- Use CRM to coach your team. This isn’t just about a specific individual. It’s not about individual all-stars or poor performers. It’s about the team; use your CRM data to coach and improve the team. If you’re using your CRM software well, you should be able to spot trends, patterns, and behavior that moves you closer to your goal.
If your team uses your CRM the right way, you’ll have a clear sense of the work that needs to be done. Marketing will understand the feedback customers are giving the sales team. Sales will follow up with prospects who are a good fit, and management will see consistent growth in each of your core metrics (conversion, sales, revenue, profit, customer lifetime value, etc.).
Who Should Use a CRM?
It sounds like CRM is really just for sales, marketing, and customer support teams, is that right?
Human resources, accounting, even IT can manage their contracts, orders, bills, and other types of paperwork using CRM.
It’s easier if you start by integrating your company slowly. First, get sales, marketing, or customer support on board. Then, add new departments as adoption rates stay constant. Integrate your CRM with other tools and apps (e.g., Google Apps, QuickBooks, Mailchimp, Zapier, CallRail, etc.).
Make CRM usage a habit, one department at a time.
Using CRM to 2x Your Business
With CRM software, you can create reports with insights, analysis, and forecasting — everything you need to make smart decisions for your business. Use your CRM to close deals or improve the customer experience. Integrate your CRM with your accounting data to help sales identify your best customers.
Can you use your CRM to 2x your business?
With the right customer data, you can put these urgency triggers to work.
Here are a few ideas.
- Order by [Tuesday, March 4th], and you’ll receive [free product, discount, trial, etc.]
- Trial offer. We’re offering our [service] to the first 10 people who respond today. Reserve your spot now.
- Only  left in this year’s batch. Get your [product] now before it’s gone

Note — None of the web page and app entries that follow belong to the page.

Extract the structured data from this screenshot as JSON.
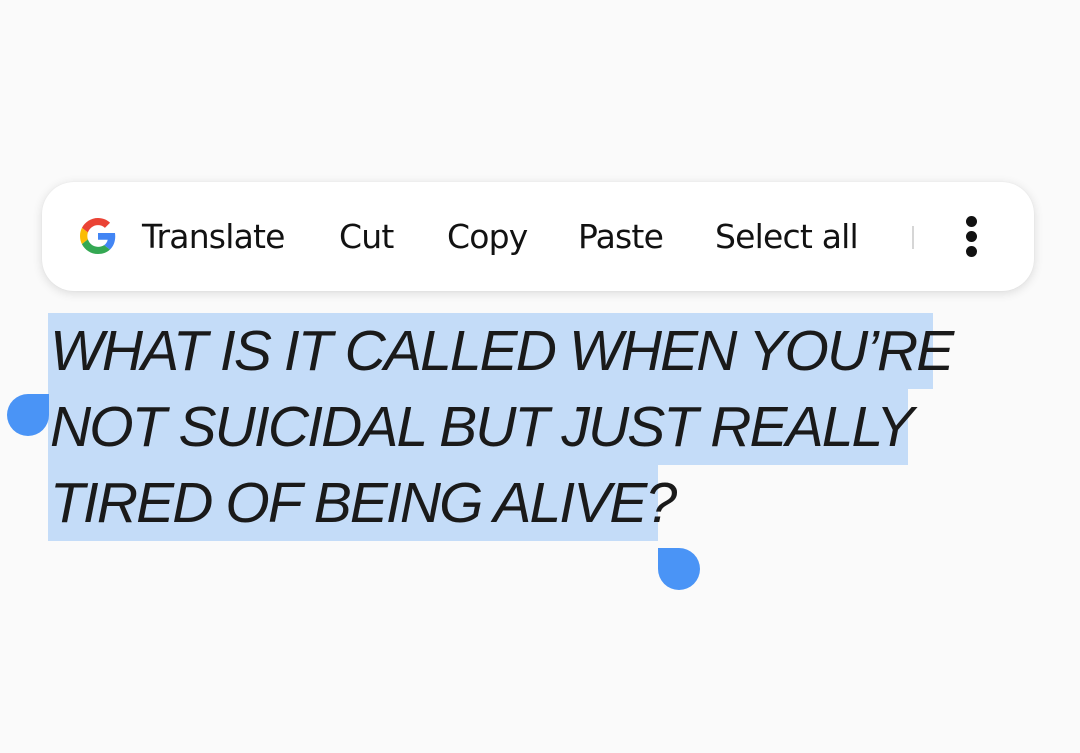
{
  "toolbar": {
    "translate_label": "Translate",
    "cut_label": "Cut",
    "copy_label": "Copy",
    "paste_label": "Paste",
    "select_all_label": "Select all",
    "logo_icon": "google-g-icon",
    "more_icon": "more-vertical-icon"
  },
  "content": {
    "lines": [
      "WHAT IS IT CALLED WHEN YOU’RE",
      "NOT SUICIDAL BUT JUST REALLY",
      "TIRED OF BEING ALIVE?"
    ]
  },
  "colors": {
    "selection_highlight": "#c4dcf8",
    "handle": "#4a94f6",
    "background": "#fafafa",
    "toolbar": "#ffffff",
    "google_blue": "#4285F4",
    "google_red": "#EA4335",
    "google_yellow": "#FBBC05",
    "google_green": "#34A853"
  }
}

- Loss aversion timer. This bonus is free until [date], or the price goes up in [2 days, 12 hrs, 41 min.]
- The first 50 customers to pass this test wins a [grand prize]

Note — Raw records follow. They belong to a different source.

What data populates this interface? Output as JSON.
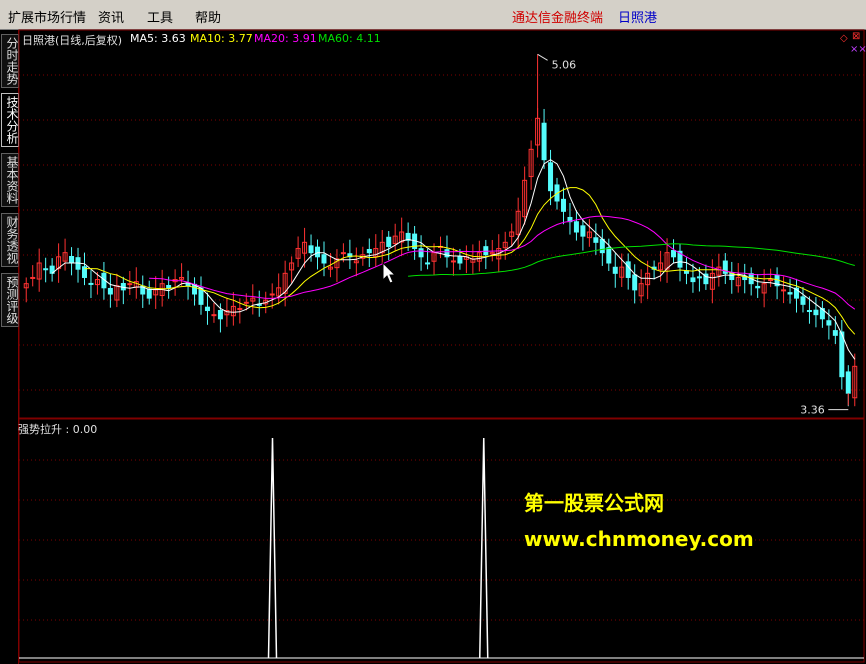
{
  "menu": {
    "items": [
      "扩展市场行情",
      "资讯",
      "工具",
      "帮助"
    ],
    "title_red": "通达信金融终端",
    "title_blue": "日照港"
  },
  "sidebar": {
    "tabs": [
      "分时走势",
      "技术分析",
      "基本资料",
      "财务透视",
      "预测评级"
    ],
    "active_index": 1
  },
  "main_chart": {
    "title": "日照港(日线,后复权)",
    "ma5_label": "MA5: 3.63",
    "ma10_label": "MA10: 3.77",
    "ma20_label": "MA20: 3.91",
    "ma60_label": "MA60: 4.11",
    "high_label": "5.06",
    "low_label": "3.36",
    "colors": {
      "up": "#ff3232",
      "down": "#54fcfc",
      "ma5": "#ffffff",
      "ma10": "#ffff00",
      "ma20": "#ff00ff",
      "ma60": "#00e000",
      "grid": "#800000"
    }
  },
  "indicator": {
    "label": "强势拉升 : 0.00"
  },
  "watermark": {
    "line1": "第一股票公式网",
    "line2": "www.chnmoney.com"
  },
  "chart_data": {
    "type": "line",
    "close": [
      3.95,
      3.98,
      4.05,
      4.02,
      4.0,
      4.08,
      4.1,
      4.05,
      4.02,
      3.98,
      3.95,
      3.97,
      3.93,
      3.9,
      3.94,
      3.92,
      3.95,
      3.96,
      3.9,
      3.88,
      3.92,
      3.95,
      3.93,
      3.97,
      3.98,
      3.94,
      3.9,
      3.85,
      3.82,
      3.8,
      3.78,
      3.82,
      3.84,
      3.83,
      3.86,
      3.88,
      3.85,
      3.87,
      3.9,
      3.93,
      4.0,
      4.05,
      4.12,
      4.15,
      4.1,
      4.08,
      4.05,
      4.03,
      4.07,
      4.1,
      4.08,
      4.06,
      4.09,
      4.1,
      4.12,
      4.15,
      4.13,
      4.18,
      4.2,
      4.16,
      4.12,
      4.08,
      4.05,
      4.1,
      4.13,
      4.08,
      4.06,
      4.05,
      4.08,
      4.07,
      4.1,
      4.09,
      4.1,
      4.12,
      4.15,
      4.2,
      4.3,
      4.45,
      4.6,
      4.75,
      4.55,
      4.4,
      4.35,
      4.3,
      4.25,
      4.2,
      4.18,
      4.2,
      4.15,
      4.1,
      4.05,
      4.0,
      4.03,
      3.98,
      3.92,
      3.95,
      4.0,
      4.02,
      4.05,
      4.1,
      4.08,
      4.03,
      4.0,
      3.96,
      3.98,
      3.95,
      4.0,
      4.03,
      4.0,
      3.97,
      3.98,
      3.97,
      3.95,
      3.93,
      3.95,
      3.97,
      3.94,
      3.92,
      3.9,
      3.88,
      3.85,
      3.82,
      3.8,
      3.78,
      3.75,
      3.7,
      3.5,
      3.42,
      3.55
    ],
    "ma_latest": {
      "MA5": 3.63,
      "MA10": 3.77,
      "MA20": 3.91,
      "MA60": 4.11
    },
    "high": 5.06,
    "low": 3.36,
    "indicator_spikes": [
      0.3,
      0.55
    ],
    "indicator_value": 0.0
  }
}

- Invite/VIP only. Exclusive to members of the [group] club receive these free [products, bonuses, freebies] with their order
- Join the waitlist. Purchase this [product] before our offer expires, and you’ll be added to the waitlist for our [exclusive bonus or incentive]

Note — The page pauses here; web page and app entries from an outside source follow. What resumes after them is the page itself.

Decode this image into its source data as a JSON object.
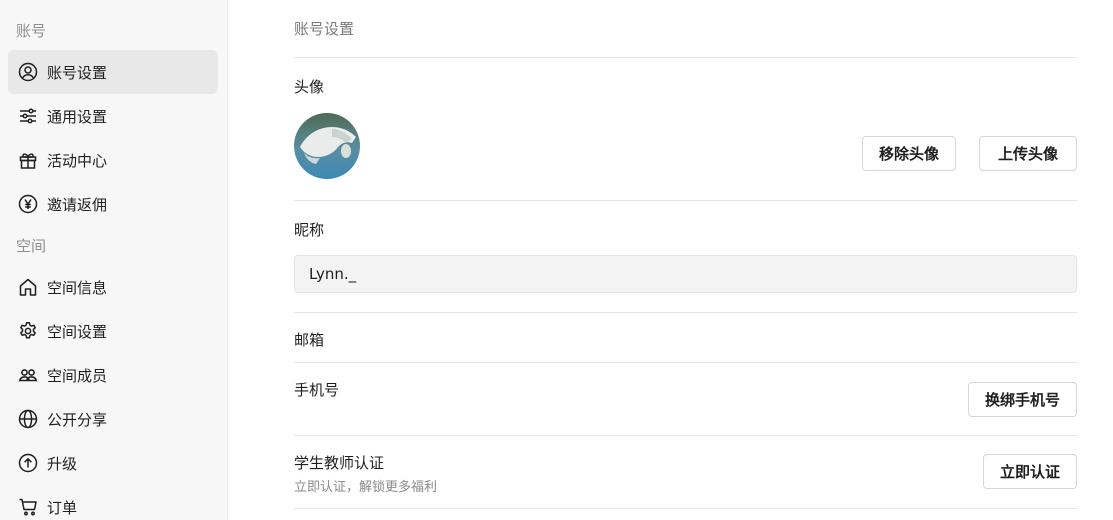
{
  "sidebar": {
    "account_section": "账号",
    "account_items": [
      {
        "label": "账号设置",
        "icon": "user-circle-icon"
      },
      {
        "label": "通用设置",
        "icon": "sliders-icon"
      },
      {
        "label": "活动中心",
        "icon": "gift-icon"
      },
      {
        "label": "邀请返佣",
        "icon": "yen-circle-icon"
      }
    ],
    "space_section": "空间",
    "space_items": [
      {
        "label": "空间信息",
        "icon": "home-icon"
      },
      {
        "label": "空间设置",
        "icon": "gear-icon"
      },
      {
        "label": "空间成员",
        "icon": "members-icon"
      },
      {
        "label": "公开分享",
        "icon": "globe-icon"
      },
      {
        "label": "升级",
        "icon": "arrow-up-circle-icon"
      },
      {
        "label": "订单",
        "icon": "cart-icon"
      }
    ]
  },
  "main": {
    "title": "账号设置",
    "avatar": {
      "label": "头像",
      "remove_button": "移除头像",
      "upload_button": "上传头像"
    },
    "nickname": {
      "label": "昵称",
      "value": "Lynn._"
    },
    "email": {
      "label": "邮箱"
    },
    "phone": {
      "label": "手机号",
      "rebind_button": "换绑手机号"
    },
    "verification": {
      "label": "学生教师认证",
      "subtitle": "立即认证，解锁更多福利",
      "button": "立即认证"
    }
  }
}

- Bundled opt-ins. Take our quiz, and you’ll receive this [product or bonus] free with your order.
This depends on specificity.
And specificity comes from your customer data. These urgency triggers give your customers a clear and compelling reason to buy. Not later on. Not next week or sometime in the near future. Now. Right now.
These offers are built on your customer data, and they unite your sales and marketing teams. Marketing can use these tools to generate leads; sales can use these offers, created by marketing, to close deals! All of this is made possible by your customer data collection efforts.
What exactly is CRM? It's a revenue generator
Rainier Custom Homes reduced their sales cycle by 53%; the impact on their cash flow was significant. Their CRM enabled them to identify their customer’s desires, goals, fears, frustrations, and problems.
CRM increased customer trust; it gave them the ability to personalize.
Rainier listened to customer feedback; they observed customer behavior across all communication channels. They used CRM to monitor customer trends and behavior. They used their customer data to make efficient, timely, and actionable changes their customers actually wanted.
You can do it too.
Start with the right CRM tools, and you’ll find you have everything you need to generate revenue and value on demand.